Looping Geometry | Autodesk Civil 3D Subassembly Composer

Following with the pattern of our previous posts, in this post, we'll review an additional workflow tool referred to as "Looping" or "Loop Geometry" in Subassembly Composer.

Previously, we've reviewed packet settings, how to create a simple SAC using basic tools, how to create a rounded shoulder using auxiliary points, daylight rounding and switches.

If you want to watch a video tutorial of this post, click here.

What does looping do?
Looping repeats specified links until they reach a Surface Target or until they are repeated a specified number of times. A bench is a good example of this.

Let's jump in! We'll deconstruct a looping subassembly and look at how it's been created.
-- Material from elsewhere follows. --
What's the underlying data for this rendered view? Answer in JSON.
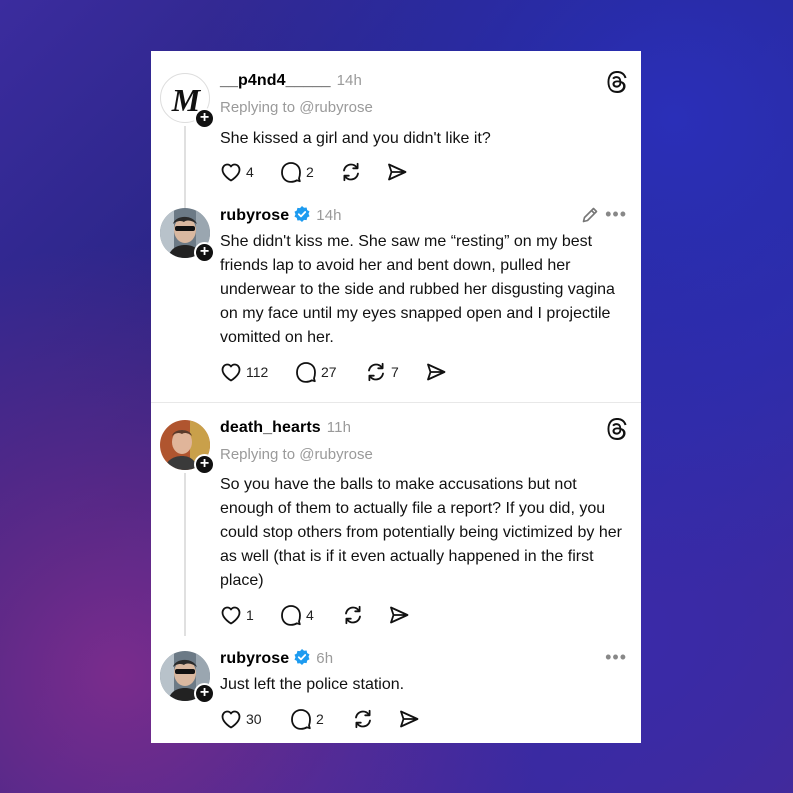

  1. In Subassembly Composer, we have a flowchart with points already in place and a decision being made.
  2. If we take a look at our staring point, we have an origin point and then an auxiliary point underneath it. The auxiliary point (AP1) in this case is the surface.
  3. From that auxiliary point (AP1), there is a decision. It will either Daylight or Bench. We want to focus on the Bench.
    Daylight: Create a slope to surface.
    Bench: It will connect to the next point (P3&L2), then a swale (P4&L3), creates the swale (P5&L4) and then looks for the surface (P5&L4). If it doesn't find the surface, it will repeat. (You don't have to create a swale in this bench, but in this example, we have.)
  4. In this loop, you can see the "Loop Repetition" is set to "10", which means this loop will repeat 10 times unless it reaches the surface before that.

And that's looping! Incredibly simple, right? If you want to learn more about Subassembly Composer, click here